ACTIVITY:
Which lines in the records below hold the word "Column"? Copy each of them.
^^^^^^^^
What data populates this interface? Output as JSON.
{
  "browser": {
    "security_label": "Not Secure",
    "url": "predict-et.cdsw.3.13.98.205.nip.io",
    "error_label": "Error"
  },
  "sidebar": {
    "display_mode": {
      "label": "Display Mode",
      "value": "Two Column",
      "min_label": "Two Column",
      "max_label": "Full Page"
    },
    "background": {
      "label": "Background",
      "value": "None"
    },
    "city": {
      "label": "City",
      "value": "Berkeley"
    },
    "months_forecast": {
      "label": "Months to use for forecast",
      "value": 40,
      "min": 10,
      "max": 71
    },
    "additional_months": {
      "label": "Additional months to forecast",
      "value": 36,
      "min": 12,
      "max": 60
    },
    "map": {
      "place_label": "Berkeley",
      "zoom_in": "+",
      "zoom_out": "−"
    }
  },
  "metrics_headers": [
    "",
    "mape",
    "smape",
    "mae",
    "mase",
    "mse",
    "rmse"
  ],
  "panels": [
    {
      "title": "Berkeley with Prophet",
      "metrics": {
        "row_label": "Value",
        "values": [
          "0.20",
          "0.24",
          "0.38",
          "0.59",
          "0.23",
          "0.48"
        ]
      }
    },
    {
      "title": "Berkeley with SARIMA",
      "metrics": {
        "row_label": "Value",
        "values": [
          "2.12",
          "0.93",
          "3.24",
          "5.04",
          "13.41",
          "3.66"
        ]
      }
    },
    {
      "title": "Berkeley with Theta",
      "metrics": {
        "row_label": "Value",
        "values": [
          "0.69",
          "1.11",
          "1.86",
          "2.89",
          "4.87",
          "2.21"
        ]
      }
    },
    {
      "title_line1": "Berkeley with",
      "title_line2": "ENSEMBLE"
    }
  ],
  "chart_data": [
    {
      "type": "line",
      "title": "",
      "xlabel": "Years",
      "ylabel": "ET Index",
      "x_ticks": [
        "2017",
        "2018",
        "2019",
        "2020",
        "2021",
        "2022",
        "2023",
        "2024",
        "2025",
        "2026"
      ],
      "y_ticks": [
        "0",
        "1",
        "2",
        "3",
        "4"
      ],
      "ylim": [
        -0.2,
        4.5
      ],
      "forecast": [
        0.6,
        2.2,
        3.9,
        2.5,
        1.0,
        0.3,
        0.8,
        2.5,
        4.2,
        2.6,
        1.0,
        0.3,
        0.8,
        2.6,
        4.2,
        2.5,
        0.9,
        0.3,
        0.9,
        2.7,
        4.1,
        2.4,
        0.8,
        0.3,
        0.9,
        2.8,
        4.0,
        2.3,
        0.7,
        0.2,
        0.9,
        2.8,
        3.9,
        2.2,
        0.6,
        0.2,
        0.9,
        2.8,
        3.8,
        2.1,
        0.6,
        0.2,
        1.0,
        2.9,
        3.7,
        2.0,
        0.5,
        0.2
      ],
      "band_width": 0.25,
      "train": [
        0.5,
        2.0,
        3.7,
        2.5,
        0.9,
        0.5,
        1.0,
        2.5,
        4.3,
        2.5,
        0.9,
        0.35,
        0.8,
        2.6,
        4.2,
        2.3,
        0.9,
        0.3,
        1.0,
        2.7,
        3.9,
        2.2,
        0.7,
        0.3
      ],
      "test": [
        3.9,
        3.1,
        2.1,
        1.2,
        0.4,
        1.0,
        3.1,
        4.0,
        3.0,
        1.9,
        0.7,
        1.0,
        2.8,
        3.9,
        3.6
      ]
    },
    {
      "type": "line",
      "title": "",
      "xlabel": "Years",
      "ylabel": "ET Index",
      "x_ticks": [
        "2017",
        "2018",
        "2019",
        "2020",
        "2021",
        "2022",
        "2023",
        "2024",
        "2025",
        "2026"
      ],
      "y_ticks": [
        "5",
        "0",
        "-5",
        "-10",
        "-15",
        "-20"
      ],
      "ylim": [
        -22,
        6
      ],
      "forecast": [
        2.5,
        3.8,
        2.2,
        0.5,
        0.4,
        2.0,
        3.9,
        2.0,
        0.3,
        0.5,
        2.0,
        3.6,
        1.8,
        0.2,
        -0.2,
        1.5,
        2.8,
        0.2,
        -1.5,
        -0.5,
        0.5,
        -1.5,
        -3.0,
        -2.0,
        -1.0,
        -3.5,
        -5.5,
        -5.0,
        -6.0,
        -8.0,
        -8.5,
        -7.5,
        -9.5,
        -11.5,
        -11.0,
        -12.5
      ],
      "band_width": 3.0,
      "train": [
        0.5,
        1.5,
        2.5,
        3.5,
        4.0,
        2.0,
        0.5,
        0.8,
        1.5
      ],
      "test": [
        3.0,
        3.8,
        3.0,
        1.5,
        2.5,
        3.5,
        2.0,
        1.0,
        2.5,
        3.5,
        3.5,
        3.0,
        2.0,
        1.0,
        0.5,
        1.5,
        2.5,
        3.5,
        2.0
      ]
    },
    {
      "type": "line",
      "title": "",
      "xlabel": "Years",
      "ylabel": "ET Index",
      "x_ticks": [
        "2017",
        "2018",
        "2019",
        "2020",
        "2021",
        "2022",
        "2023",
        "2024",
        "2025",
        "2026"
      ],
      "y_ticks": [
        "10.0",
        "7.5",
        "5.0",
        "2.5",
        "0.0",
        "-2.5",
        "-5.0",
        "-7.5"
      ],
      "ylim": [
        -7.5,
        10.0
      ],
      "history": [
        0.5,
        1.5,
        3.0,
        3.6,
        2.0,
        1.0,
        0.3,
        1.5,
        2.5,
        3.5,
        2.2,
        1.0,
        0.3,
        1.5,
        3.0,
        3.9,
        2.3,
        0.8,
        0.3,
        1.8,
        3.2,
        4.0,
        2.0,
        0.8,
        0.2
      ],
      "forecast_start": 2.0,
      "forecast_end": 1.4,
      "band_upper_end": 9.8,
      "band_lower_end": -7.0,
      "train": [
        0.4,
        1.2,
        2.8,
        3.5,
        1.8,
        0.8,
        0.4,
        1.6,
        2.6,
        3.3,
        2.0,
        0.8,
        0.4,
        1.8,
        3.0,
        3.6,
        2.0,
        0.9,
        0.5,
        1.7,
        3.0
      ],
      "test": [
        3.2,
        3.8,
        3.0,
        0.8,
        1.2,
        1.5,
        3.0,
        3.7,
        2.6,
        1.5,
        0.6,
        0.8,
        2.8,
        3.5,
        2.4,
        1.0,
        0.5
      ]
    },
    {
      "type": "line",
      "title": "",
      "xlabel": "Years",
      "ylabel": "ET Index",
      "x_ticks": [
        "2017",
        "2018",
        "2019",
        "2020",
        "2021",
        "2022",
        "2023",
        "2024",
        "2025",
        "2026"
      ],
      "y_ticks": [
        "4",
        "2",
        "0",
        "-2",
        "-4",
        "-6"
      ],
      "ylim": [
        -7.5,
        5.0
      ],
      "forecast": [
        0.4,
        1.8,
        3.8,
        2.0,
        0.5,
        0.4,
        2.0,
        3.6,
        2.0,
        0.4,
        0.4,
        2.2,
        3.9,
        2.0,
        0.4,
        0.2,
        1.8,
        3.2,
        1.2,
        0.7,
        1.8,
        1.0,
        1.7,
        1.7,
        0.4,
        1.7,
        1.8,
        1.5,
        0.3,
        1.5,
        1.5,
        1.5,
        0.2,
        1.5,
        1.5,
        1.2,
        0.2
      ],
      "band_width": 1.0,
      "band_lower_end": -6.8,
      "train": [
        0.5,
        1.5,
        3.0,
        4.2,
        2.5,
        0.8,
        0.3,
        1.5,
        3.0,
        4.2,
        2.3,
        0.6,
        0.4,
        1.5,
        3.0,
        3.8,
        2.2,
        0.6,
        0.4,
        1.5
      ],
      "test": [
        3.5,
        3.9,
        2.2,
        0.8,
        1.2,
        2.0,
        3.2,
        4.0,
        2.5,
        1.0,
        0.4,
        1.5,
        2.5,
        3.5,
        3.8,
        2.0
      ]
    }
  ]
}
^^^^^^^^
EXERCISE RESULT:
      "value": "Two Column",
      "min_label": "Two Column",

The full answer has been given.